Taiwan currently has free trade agreements with New Zealand and Singapore so there shouldn’t be any opposition from these countries; based on the political relationships with Australia, Canada, Mexico, and Vietnam, it suggests that those countries would support Taiwan’s candidacy as well.

In a congratulatory message to Tsai on her victory, Japan’s Prime Minister Shinzo Abe mentions that his country supports Taiwan’s inclusion in the trade agreement. Things, however, are not as clear with the remaining countries currently engaged in the TPP negotiations: Peru and Chile are key exporters of large quantities of agricultural goods to China, and they may see some risks in supporting the inclusion of Taiwan in the TPP.

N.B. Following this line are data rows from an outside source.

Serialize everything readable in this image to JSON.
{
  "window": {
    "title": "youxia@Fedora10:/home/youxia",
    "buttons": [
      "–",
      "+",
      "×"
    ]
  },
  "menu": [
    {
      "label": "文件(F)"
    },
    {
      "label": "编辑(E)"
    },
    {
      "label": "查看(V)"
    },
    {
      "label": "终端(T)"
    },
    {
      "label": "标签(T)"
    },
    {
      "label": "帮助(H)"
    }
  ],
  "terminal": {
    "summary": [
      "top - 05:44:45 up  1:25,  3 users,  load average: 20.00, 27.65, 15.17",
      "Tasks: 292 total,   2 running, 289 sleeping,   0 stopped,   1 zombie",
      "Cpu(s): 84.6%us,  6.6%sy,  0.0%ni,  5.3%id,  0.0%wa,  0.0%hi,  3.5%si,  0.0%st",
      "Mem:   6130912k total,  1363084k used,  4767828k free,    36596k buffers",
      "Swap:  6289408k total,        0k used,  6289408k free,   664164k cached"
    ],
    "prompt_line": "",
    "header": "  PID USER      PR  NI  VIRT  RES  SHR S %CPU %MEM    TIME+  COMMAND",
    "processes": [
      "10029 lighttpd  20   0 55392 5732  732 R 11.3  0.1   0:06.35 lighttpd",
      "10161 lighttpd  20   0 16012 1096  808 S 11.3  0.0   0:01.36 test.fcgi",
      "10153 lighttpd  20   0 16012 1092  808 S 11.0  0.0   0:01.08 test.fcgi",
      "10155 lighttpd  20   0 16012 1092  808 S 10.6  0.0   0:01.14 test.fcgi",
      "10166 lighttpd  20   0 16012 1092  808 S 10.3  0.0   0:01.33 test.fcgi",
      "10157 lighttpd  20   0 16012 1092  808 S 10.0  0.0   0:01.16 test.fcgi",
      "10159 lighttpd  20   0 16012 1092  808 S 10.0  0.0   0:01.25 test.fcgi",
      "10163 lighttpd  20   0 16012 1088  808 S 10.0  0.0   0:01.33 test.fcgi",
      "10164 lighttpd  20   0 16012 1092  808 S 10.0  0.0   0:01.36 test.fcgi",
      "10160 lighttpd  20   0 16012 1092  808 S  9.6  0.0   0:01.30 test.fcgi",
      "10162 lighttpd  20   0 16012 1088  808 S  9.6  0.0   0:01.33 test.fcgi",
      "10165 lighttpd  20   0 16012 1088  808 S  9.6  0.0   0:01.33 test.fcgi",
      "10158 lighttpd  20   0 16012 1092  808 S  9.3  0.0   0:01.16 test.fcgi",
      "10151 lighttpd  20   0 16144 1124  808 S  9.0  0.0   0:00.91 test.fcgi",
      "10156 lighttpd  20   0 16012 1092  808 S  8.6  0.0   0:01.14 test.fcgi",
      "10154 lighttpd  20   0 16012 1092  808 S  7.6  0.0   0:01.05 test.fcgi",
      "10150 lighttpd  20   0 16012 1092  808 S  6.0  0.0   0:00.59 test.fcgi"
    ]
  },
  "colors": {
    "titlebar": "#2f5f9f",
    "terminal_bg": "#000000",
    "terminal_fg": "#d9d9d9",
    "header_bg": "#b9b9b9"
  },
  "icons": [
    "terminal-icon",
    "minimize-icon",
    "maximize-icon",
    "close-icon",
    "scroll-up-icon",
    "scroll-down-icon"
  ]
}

Cross-strait relations

Over the last eight years, President Ma Ying-jeou has worked to expand cross-strait economic ties with Mainland China. With a newly elected president, there is a fear that cross-strait relations could be headed towards a different direction – a major issue since the very beginning of the election campaign.

In a speech at the Center for Strategic and International Studies (CSIS) in Washington, DC last June, Tsai highlighted, “While I advocate for constructive exchanges and dialogues with China, I will ensure the process is democratic and transparent, and that the economic benefits are equitably shared.” She also stressed at the time that once elected, she would “push for the peaceful and stable development of cross-strait relations.”

During the presidency of Ma Ying-jeou, cross-strait ties have strengthened. “We’ve just had an unprecedented period in which Mainland China and Taiwan have cooperated. Ma Ying-jeou is about as good as an interlocutor the Mainland could have hoped for,” says Hammond-Chambers.

He anticipates Tsai will strike a responsible balance. “She wants a broad spectrum of consideration in respect to how the two sides can engage one another. And I think she may try and do something to express and demonstrate that it’s not going to be ‘no, no, no’ all the time.”

One of the key initiatives is to push through a piece of legislation in the Legislative Yuan for fast-track authority on potential trade deals with the Mainland – a demonstration that Taiwan’s new leadership is not against doing business. Hammond-Chambers believes Tsai will seek opportunities to show that engagement can still take place.

The way forward

This year’s election was Tsai’s second run for president after having lost to Ma in 2012. Between then and now, she has evolved into a more polished and more comfortable politician, according to Hammond-Chambers’ observations over the years. With the background of an academic and a lawyer by trade, she was part of more than one previous administration of the executive branch.

“One of the challenges that [former president] Chen Shui-bian faced in the early years of his first term was the fact that his party had never run a government before,” Hammond-Chambers says. “They didn’t understand how to run the inter-agency processes.”

“When I look at the people around Tsai right now, I see a lot of people with executive branch level experience from the Chen era,” he says. “From a process standpoint, certainly we’re going to see people in leadership positions who understand what it is to be at a senior level in government.”

“Whether we agree with the policy priorities is a separate conversation, but I do believe, from what I have seen and heard from the people I’m interacting with, there is considerable experience at the top level,” he adds. “That should benefit her.”

It will be interesting to watch what happens with the KMT,” Hammond-Chambers notes. “The party truly is in disarray. They are short of next-generation leaders, short of a clear message, and some distance is in place between the outgoing Ma government and the party itself.”

“It is important for Taiwan that the KMT be a strong and relevant party with good policies. At the moment, the party does not appear to have those things.”